In 2010, when he was a high school junior, Chad Kaleky wanted to make a little extra money. The 16-year-old, always a tinkerer, started repairing his friends’ smartphones. But the teen saw a bigger business opportunity. While still a student at American Heritage School in Plantation, he started buying used smartphones online, repairing them and reselling them.
When Chad went off to the University of Miami, he talked his dad, Dan Kaleky, into opening a 3,000-square-foot smartphone store in Fort Lauderdale. They opened in 2011, with Dan handling daily operations and Chad doing the purchasing. It aligned well with Dan’s main venture, buying and reselling high-end Sennheiser headphones.
After about a year, competition loomed and business declined. The Kaleky duo expanded to other refurbished goods: tablets, cameras and laptops, trying to see what worked. They sold retail online through third-party vendors like Amazon. Chad, still a full-time student, drove up on weekends to inspect inventory. At the end of 2013, Kalektronics Inc. moved to an 8,000-square-foot space in Sunrise.
In 2014, the Kalekys decided to try refurbishing goods themselves. The company bought as-is goods, returns and broken goods, and did repairs, testing and repackaging.
In the business, Dan, also a general contractor, was very handy. Chad, who earned a degree in mechanical engineering in 2015, was skilled at systems. “Together we made a good team,” Chad said.
Kalektronics expanded to other consumer goods: housewares, kitchen appliances, consumer electronics and tools. “We tried absolutely everything to find the best fit,” Chad said. The company got into wholesaling about six months ago.
The business has 12 employees. Chad, now 22, is chief operations officer, and Dan is chief executive officer. Dan’s brother-in-law, Steve Weiss, is director of wholesale operations.
The company had sales of $2.7 million in 2015. Kalektronics has outgrown its current space and is stockpiling inventory for projected wholesale business. They have several growth opportunities but aren’t sure which will be profitable. Current accounting procedures are not tracking enough information to be helpful, Chad said.

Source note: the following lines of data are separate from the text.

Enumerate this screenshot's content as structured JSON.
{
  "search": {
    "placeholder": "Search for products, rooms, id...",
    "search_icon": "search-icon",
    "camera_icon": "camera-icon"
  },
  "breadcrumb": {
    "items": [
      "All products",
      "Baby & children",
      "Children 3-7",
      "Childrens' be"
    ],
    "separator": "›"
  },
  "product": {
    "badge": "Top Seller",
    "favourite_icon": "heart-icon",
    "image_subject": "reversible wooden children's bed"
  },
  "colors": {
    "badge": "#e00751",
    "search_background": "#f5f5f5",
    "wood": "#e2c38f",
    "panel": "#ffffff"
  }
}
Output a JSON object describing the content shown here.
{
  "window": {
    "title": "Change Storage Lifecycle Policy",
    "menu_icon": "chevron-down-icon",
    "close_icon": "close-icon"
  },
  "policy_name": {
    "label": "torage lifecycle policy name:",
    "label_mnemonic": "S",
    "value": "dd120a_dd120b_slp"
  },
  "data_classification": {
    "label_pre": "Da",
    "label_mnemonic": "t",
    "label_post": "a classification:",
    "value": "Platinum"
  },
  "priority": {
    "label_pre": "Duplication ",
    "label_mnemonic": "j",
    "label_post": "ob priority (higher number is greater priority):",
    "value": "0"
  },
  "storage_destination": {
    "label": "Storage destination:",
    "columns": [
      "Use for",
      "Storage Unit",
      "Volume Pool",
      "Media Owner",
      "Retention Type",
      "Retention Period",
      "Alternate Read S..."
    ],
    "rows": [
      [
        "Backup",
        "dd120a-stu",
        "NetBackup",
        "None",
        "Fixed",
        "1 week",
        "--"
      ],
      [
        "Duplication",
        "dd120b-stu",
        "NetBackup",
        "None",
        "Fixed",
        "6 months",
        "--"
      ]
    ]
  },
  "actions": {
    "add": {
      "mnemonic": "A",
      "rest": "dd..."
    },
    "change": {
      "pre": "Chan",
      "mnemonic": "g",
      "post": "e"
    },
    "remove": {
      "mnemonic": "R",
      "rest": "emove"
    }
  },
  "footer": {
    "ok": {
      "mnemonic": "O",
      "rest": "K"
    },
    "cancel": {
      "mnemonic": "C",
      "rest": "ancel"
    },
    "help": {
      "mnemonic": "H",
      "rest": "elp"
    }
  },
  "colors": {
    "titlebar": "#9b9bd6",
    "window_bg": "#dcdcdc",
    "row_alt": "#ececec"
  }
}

The Miami Herald and counselors from Broward SCORE, a nonprofit with volunteer counselors from the business community who mentor small business owners, conducted a Small Business Makeover. The SCORE tune-up team included Michael Statner, president of Focus Systems, an IT and business consulting company; Tapan Chakrabarty, managing partner of Publishaletter.com, who has had senior operating roles at several Fortune 500 companies; and Angelica Love, a certified life coach and business coach.
Here is the SCORE team’s advice:
Write a business plan: “We all need a road map to help us get to where we are going,” Statner said. “A business plan helps us more fully understand our direction and explore all the impediments standing in our way.” It also helps plan for contingencies, if things don’t go exactly as conceived, he said. Love said the process will make the principals sit down together and agree on what they are doing and how they are going to do it going forward.
Get accounting in order: Kalektronics’ accounting methods have been sufficient for tax purposes but little else. “The best way to run a profitable business is to run the company by the numbers,” Love said. “We plan monthly what we think we will sell and what we think it will cost. Then we look at the numbers at the end of the month. If they are different, we address the variances, revise next month’s budget and play the game again. It’s no different than keeping a budget in our own lives.” The financials should be generated monthly and must be accurate to properly portray the health of the company, Statner said. Accurate financials also must be kept if you need to borrow capital for growth.